Academic journal article Magistra

The Sound of the Bellows in the Book of Margery Kemp?

Academic journal article Magistra

The Sound of the Bellows in the Book of Margery Kemp?

Article excerpt

One of the ongoing impulses of Margery Kempe studies is to uncover the ways that her text draws from other literary and non-literary models. How much of Kempe's text is a unique expression of her own, and how much of the text shows the extraordinarily rich tapestry of sources Kempe sought and to which she was exposed? The following essay contributes to this argument by exploring the possible sources of Kempe's description of the Holy Spirit sounding like a pair of bellows. It follows on (and serves as a companion piece to) an earlier essay of mine that explored the voice of the robin redbreast as the sound of the Holy Spirit.1 My purpose in this essay is to demonstrate that even in the Book's seemingly less significant details, Kempe is drawing on and engaging with established religious traditions.

Throughout the Book Kempe describes a number of sensorial ways in which she experiences the Lord. Chapter 36 addresses Kempe's aural perception of the Divine, stating that she had "divers tokenys in hir bodily heryng" that indicated the Holy Spirit, including the voices of a dove and a redbreast, as well as "a maner of sownde, as it had ben a peyr of belwys blowyng in hir ere."2 This experience lasted for many years, as "sehe had been used to swech tokeyns about xxv yer at the writyng of this boke."3 As the Middle English Dictionary indicates, a pair of bellows in the early to mid-fifteenth century could refer either to bellows for a smithy or for an organ.4 Late medieval literature, wall-paintings, and manuscript illuminations featuring bellows give evidence of the wide variety of shapes and sizes of these instruments, which ranged from small bellows used to produce wind for household fires or portable organs to large industrial contraptions supported by a wooden frame that required the weight of one's entire body to operate.5 By the end of the Middle Ages, still larger bellows could be powered by water.6

Scholars have repeatedly noted how Kempe's aural experiences of the Divine are similar to those described by more popular devotional writers such as the fourteenth century writer Richard Rolle, who refers in his Incendium Amoris to the delightful harmonies and heavenly song that can appear in one's soul and enthrall one's mind.7 Few, however, have explored whence this particular image of the bellows arises. Those that have, attribute the image to Kempe's homely, merchant-class sense of the Lord, or to possible medical afflictions such as temporal lobe epilepsy or tinnitus.8 No one has attributed her use of bellows imagery to conscious or unconscious modeling and patterning on other texts, preferring to overlook the many literate sources of the Book.
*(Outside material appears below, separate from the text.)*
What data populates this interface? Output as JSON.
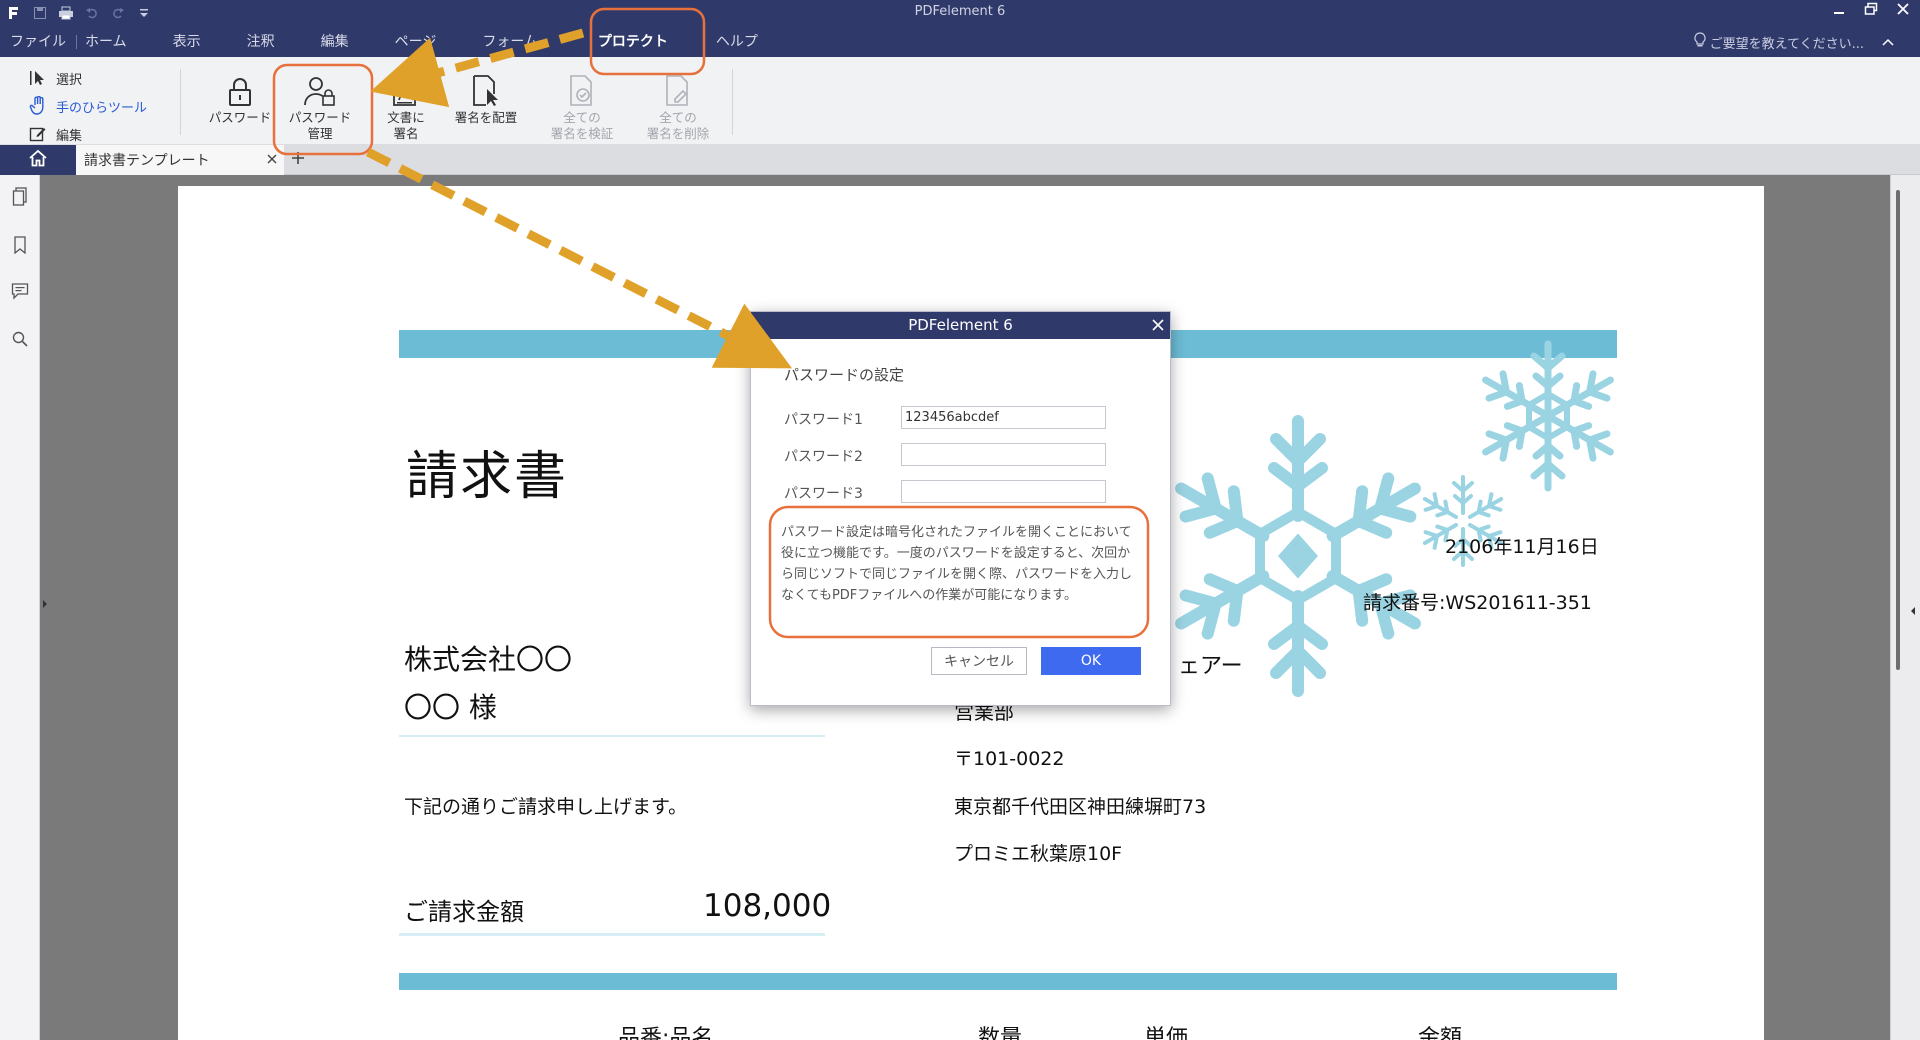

However, it may be argued that a similar image in the early fifteenth century sermon collection Jacob's Well suggests that picturing the Holy Spirit as a pair of bellows may have been a somewhat familiar image in late medieval sermon literature. The sound of the bellows therefore suggests the influence of sermon literature on Kempe's Book, or at least suggests that the image was not unique to Kempe. Thus, this is yet another instance in which Kempe models her Book on late medieval religious texts, and demonstrates that her text engages more deeply with contemporary religious culture and practices than previously thought.

Exploring the Book's description of the Holy Spirit sounding like a pair of bellows invokes the study of soundscapes of the medieval world. How exactly were these bellows imagined to sound in Kempe's Book? Were they startling loud and awe-inspiring, or were they softer and raspier? Was the Holy Spirit in Kempe's description intended to sound like the whoosh of a small kitchen bellows, the larger roar of a blacksmith's bellows, or the overwhelming thunder of the multiple bellows of a cathedral's organ? Extant literary and artistic sources give some idea of this soundscape, as well as the literal and figurative associations medieval people made with bellows. …

Search by... Author
Show... All Results Primary Sources Peer-reviewed

Oops!

An unknown error has occurred. Please click the button below to reload the page. If the problem persists, please try again in a little while.